Own Your Cyber Talent

Photo by Lagos Techie on Unsplash

Cybersecurity leaders across the industry have a workforce development problem. We constantly struggle to find, hire, and deploy talented professionals into our organizations.

If you believe what’s in the workforce surveys published each year, industry is not to blame. According to survey findings, blame for this ongoing, global crises, rests almost exclusively with the academic and training institutions.

If this sounds a bit ludicrous,… it should. Because it is.

Regardless of the industry, building organizational talent is a leadership function. The responsibility for building cyber talent is ours. Not the academic institutions. And not the commercial training vendors.

If we want solve our workforce woes, we have to own the problem. Which means owning the outcomes.

Here are three strategies we are implementing to “own our cyber talent.”

1. Minimize reactive recruiting.

Like everyone else, we recruit and hire in response to business needs. These needs are forecasted as firm needs, or anticipated. In both cases, we are working to fill “gaps”. But the problem is, when hiring to fill gaps, we find ourselves in a “must hire” situation. And ‘must-hire’ situations are undesirable because they limit options. Especially any option that includes building for the future; which is the only long-term viable solution to address a workforce gap.

We’re making a concerted effort to minimize our reactive recruiting and move intentionally towards a proactive approach. The goal is to be able to absorb the near term, forecasted staffing demands, within our existing talent pool. This key is a measured, but continuous focus on acquiring emerging talent before we need it. With this approach, we are able to leverage lower-cost, slower-paced OJT to teach the skills we want, and develop the talent we need.

Plus, not being in “must hire” mode, allows us to be much more selective about the talent we want. Which is the next piece.

2. Stop using certifications as a talent “gold card”.

This is a biggie. Being credentialed is not the same as being talented. Nor do credentials ensure an organizational fit, or provide any realistic forecast of success. For a great perspective on this, read any of Christian Espinosa’s publications that discuss “paper tigers”.

My own experiences are full of examples of paper tigers. I’ve hired a few, and have had a few for customers. And while the email signatures where quite impressive. What they brought to the party, left a lot to be desired. To minimize the risk of hiring, or worse, creating paper tigers, requires a clear understanding of what talent is for your organization.The first step is breaking free from the reliance on certifications to define your talent needs.

Today, we continuously define & refine what talent “looks like” for our us. Having this clearly in front of us, allows us to accurately recognize and select the emerging talent we’re searching for.

3. Maximize training investment ROI.

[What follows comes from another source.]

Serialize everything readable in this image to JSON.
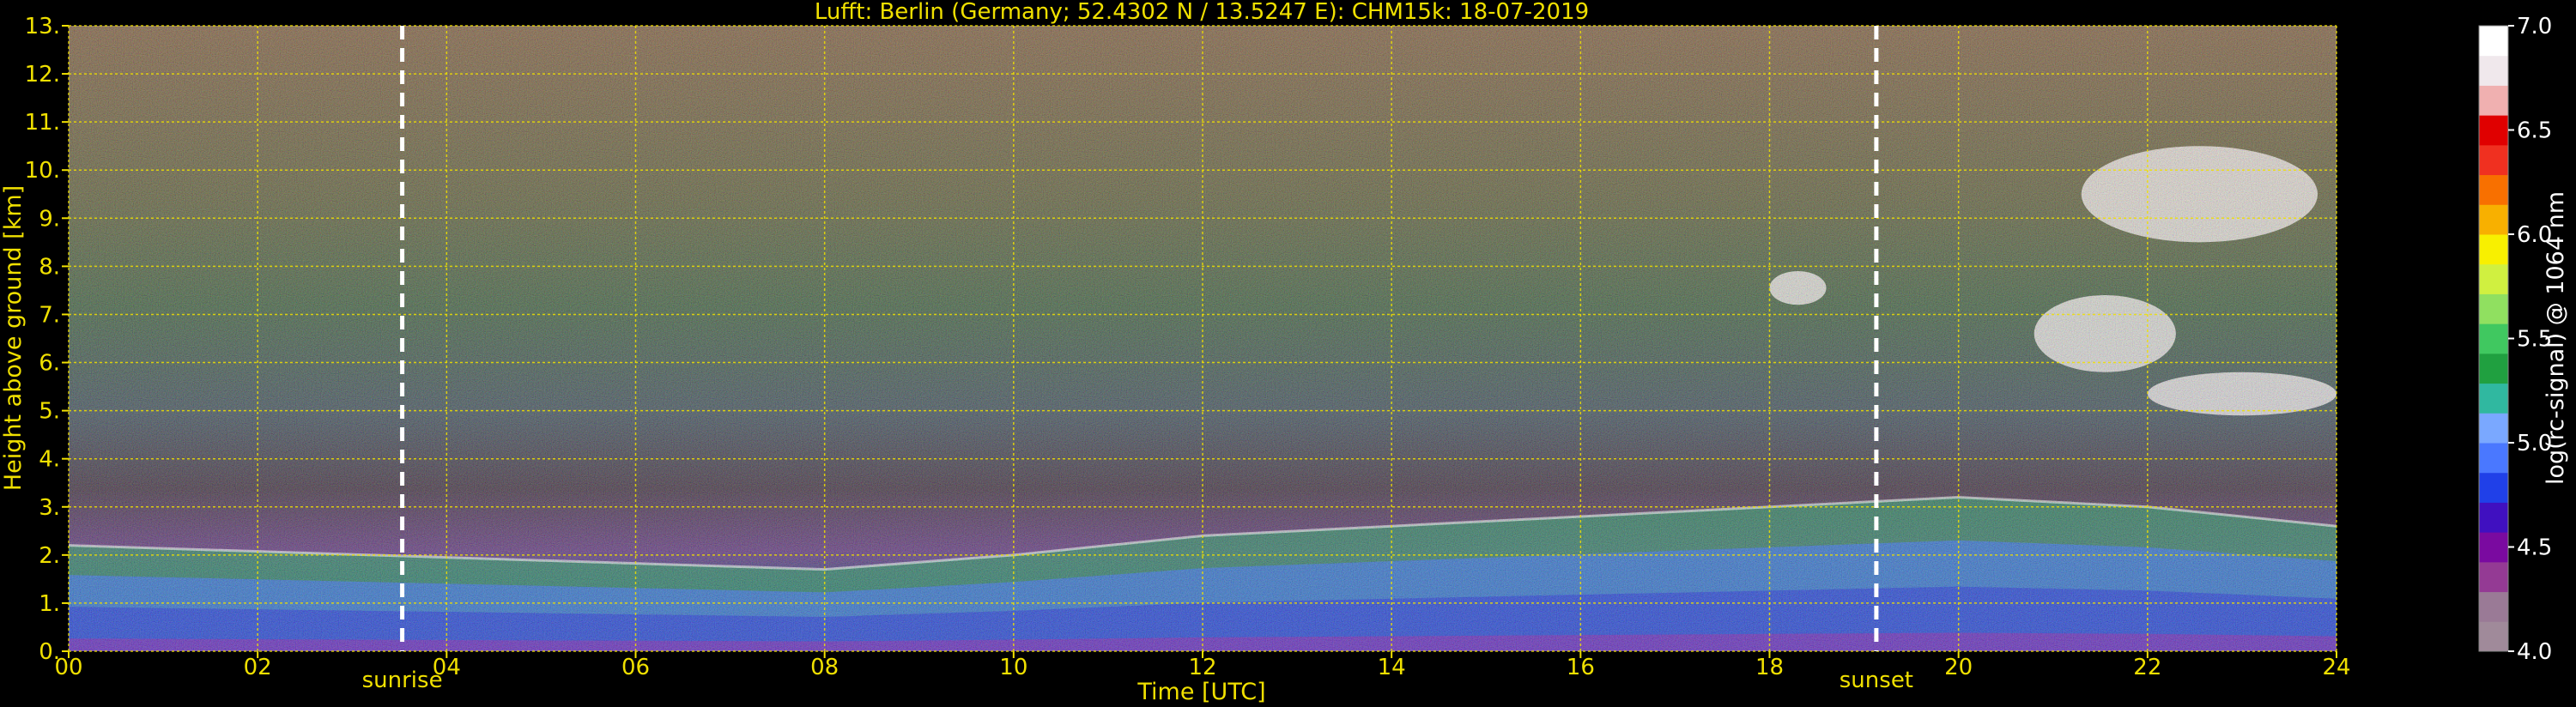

This is probably the biggest. In my opinion, not enough cybersecurity leaders consider return on investment, when deciding how to invest their portion of the company’s training budget. Conferences and add-on certs might seem like good choices, but in my experience, rarely can we trace the benefit form attending these, to a specific business goal or objective. So the actual ROI to the company from these expensive, one off, investments is marginal at best.

The approach we’re adopting is a mix of i) near term business needs, ii) our forecasted organizational needs, and iii) the employee’s career objectives, to guide our decision making.

Clearly, investing in workforce development that ties back to business needs is essential. But ignoring our own organizational needs only complicates the talent management process; especially when we suffer a loss, or face unusual growth. Having a clear understanding of the talent we have on staff, and comparing it to our near and mid term needs, allows us to prioritize and making good investment decisions.

Lastly, if we’ve identified our training needs well enough, it’s fairly easy to measure the “return” we are generating for the company. It will prove invaluable for increasing your training budget next year.

Cybersecurity leader. Futurist. Writes about the future of cybersecurity leadership, cultural issues, and workforce strategies.